When spending time with my kids, I am not a “just let fun happen” kind of mom. I’m less stressed when I schedule things. But recently, my daughter taught me a lesson about the value of spontaneity when she asked for a hammock. It seems that hammocking is very popular with kids these days. “Why do you like it?” I asked her. “It’s just something that can be spur-of-the-moment,” she said, “A low-stress way to spend quality time with people.”
At that moment, I realized something: I want to learn to be a mom with a hammocking mindset and take a less-structured approach to my parenting. That short conversation with my daughter taught me that spending time with her and my son doesn’t have to be planned or complicated or orchestrated. Boy, what we learn from children when we don’t expect it. If we listen or watch our kids closely enough, we’ll find that they are constantly giving us parenting advice, loud and clear. Here are 5 other things kids are trying to teach us about parenting.If we listen or watch our kids closely enough, we'll find that they are constantly giving us parenting advice, loud and clear. Click To Tweet
1. Lectures are boring.
Most of our kids sit through lectures at school all day and then come home and complain about them. So why do we lecture when we want to teach them something? I know my answer—lecturing is easy! What’s harder is dialoguing or presenting a scenario and asking questions to get them to reach the conclusion instead of forcing the lesson on them through a lecture.
2. Momsplaining is stifling.
“I do it by myself!” When my children were toddlers, they taught me this lesson. Kids want to figure things out on their own. So the next time your child is struggling to get toothpaste on a toothbrush or your tween actually steps up and makes dinner for the family and you want to teach one of them how, resist the urge to take over. Avoid momsplaining and let your kids try to master new skills on their own.
3. Kids know their limits.
When my daughter was about four, I fired off a list of things I wanted her to do. “Mommy!” she said in exasperation, “I only have two hands. I’m not a caterpillar.” What we learn from children when we actually listen is that they are pretty aware of their limitations. There are usually signs before they have a meltdown. We get into trouble when we push through those signs. The lesson here? When we see our children approaching their limits, we need to respond with patience and understanding.
4. Fear tactics fail.
I can get on a roll with my kids about things I feel strongly about. Want to learn about the dangers of smoking? You’ve come to the right place. Need a primer on the ramifications of getting too little sleep? I’m on it. The problem is that kids are rarely scared into good choices.

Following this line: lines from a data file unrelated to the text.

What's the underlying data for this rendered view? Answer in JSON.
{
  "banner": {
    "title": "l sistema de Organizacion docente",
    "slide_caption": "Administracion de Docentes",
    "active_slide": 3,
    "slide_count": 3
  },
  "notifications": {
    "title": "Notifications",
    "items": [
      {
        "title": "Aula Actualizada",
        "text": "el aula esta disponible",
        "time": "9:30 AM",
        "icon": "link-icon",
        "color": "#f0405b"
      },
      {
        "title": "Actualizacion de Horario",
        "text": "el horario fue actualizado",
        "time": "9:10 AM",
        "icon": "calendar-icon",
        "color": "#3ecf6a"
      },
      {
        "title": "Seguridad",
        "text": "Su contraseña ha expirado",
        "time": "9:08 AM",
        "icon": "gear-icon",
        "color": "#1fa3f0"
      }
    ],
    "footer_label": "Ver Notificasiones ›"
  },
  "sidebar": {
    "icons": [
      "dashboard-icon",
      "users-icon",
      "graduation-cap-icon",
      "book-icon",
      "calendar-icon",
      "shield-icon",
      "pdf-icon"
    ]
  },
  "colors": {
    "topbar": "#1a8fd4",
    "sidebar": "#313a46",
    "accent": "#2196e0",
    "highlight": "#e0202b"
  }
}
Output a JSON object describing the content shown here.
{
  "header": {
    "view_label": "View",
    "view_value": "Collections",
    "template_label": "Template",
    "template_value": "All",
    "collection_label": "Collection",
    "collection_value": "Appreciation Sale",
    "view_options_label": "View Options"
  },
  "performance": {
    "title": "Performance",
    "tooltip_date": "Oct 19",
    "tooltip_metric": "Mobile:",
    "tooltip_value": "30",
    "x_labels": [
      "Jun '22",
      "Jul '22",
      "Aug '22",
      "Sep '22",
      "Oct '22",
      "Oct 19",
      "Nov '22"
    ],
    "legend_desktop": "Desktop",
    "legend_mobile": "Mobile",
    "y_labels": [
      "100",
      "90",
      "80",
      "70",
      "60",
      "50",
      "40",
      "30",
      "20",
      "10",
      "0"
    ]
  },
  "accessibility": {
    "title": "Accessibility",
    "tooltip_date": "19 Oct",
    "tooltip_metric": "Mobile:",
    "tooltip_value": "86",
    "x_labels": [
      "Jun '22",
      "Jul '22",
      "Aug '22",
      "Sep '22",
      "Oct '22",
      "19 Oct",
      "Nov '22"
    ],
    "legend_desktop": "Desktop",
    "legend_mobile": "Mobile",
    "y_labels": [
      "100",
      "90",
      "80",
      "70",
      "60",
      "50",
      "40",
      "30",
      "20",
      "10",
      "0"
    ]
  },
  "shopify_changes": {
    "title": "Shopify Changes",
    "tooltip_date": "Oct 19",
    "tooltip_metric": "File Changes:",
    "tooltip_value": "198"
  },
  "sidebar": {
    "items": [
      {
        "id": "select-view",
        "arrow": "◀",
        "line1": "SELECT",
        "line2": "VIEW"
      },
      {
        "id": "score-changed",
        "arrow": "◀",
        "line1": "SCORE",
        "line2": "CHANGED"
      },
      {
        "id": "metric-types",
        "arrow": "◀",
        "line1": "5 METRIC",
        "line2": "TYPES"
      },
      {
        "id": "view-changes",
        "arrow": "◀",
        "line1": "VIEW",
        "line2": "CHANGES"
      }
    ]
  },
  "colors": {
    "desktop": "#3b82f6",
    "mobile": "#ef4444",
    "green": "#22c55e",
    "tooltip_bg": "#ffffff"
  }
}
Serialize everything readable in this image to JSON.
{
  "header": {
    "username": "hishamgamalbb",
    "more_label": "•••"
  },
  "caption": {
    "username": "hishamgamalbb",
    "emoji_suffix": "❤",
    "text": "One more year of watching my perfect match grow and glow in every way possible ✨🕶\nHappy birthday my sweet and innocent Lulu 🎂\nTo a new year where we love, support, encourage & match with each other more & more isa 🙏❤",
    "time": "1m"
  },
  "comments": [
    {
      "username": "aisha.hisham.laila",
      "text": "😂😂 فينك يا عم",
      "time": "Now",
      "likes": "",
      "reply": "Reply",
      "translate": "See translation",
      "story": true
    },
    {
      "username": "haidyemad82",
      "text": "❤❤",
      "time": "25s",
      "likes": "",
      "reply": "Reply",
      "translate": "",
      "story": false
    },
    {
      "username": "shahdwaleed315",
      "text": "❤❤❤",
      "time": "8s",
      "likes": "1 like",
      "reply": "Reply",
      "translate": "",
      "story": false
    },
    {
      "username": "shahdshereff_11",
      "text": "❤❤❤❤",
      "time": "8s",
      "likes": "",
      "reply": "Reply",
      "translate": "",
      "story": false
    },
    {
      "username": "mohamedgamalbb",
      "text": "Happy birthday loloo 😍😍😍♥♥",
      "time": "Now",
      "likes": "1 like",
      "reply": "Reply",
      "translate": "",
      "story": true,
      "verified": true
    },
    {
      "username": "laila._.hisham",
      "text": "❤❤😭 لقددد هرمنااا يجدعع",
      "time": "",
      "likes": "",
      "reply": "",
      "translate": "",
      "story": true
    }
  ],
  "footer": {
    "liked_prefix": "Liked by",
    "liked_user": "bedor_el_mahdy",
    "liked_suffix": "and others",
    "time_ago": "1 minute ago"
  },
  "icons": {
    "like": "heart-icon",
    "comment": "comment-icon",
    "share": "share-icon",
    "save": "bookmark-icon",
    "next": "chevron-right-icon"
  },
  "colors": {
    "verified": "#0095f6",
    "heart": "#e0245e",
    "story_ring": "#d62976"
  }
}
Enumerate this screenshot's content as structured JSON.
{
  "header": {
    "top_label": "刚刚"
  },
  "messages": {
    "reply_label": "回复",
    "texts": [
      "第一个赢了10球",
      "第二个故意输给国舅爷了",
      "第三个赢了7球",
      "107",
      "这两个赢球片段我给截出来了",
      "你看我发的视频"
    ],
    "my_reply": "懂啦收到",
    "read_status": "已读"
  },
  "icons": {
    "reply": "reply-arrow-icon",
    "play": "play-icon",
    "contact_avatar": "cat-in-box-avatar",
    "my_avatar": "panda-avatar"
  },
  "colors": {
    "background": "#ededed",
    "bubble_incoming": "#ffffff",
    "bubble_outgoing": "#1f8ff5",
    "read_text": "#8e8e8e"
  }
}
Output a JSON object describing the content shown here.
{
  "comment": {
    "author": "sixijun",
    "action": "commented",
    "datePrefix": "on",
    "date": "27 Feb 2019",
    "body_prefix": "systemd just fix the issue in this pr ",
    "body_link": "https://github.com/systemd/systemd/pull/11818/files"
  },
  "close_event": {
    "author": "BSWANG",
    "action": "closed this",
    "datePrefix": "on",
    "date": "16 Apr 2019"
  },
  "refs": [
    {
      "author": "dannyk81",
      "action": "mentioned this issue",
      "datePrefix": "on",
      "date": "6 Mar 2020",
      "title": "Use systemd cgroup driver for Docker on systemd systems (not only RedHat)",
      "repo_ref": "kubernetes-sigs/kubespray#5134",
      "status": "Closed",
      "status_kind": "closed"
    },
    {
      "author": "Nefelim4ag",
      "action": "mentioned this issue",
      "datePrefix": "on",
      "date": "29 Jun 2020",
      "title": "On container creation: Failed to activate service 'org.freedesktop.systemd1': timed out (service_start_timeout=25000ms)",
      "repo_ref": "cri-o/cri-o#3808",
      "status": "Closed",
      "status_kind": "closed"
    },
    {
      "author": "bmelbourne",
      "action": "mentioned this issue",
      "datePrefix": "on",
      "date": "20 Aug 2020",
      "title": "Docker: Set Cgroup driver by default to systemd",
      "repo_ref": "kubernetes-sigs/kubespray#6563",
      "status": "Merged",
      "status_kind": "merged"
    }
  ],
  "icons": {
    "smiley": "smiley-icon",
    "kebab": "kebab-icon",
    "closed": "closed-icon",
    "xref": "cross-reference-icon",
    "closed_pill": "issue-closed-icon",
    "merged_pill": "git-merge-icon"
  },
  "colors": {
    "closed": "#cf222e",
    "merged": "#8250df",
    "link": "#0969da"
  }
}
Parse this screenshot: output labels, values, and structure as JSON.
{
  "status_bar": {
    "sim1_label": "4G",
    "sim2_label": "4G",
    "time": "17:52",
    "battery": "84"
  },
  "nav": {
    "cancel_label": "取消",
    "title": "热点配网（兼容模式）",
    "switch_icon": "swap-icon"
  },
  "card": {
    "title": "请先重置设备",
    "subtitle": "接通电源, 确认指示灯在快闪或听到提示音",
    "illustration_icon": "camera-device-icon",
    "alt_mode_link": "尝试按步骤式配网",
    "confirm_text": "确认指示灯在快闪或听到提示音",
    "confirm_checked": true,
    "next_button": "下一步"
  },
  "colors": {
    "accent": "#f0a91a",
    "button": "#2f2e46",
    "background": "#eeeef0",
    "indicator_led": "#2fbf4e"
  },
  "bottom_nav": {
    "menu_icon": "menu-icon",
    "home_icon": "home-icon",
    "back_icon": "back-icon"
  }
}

My kids taught me this lesson when they told me more than once: “Mom, you make things sound so bad that it seems like an exaggeration.”
5. The clamshell principle is real.
My daughter came to me last week after a disappointing Zoom chat with a group of students from her school. I did about 20 seconds of listening and then went right into correction mode. She clammed up so fast I didn’t have a chance to salvage the conversation. Later, she told me that she wanted comfort, not problem-solving. What we learn from children when they clam up is that our parenting approach is not working. When they shut down, we likely need to regroup.
What have your kids taught you about parenting?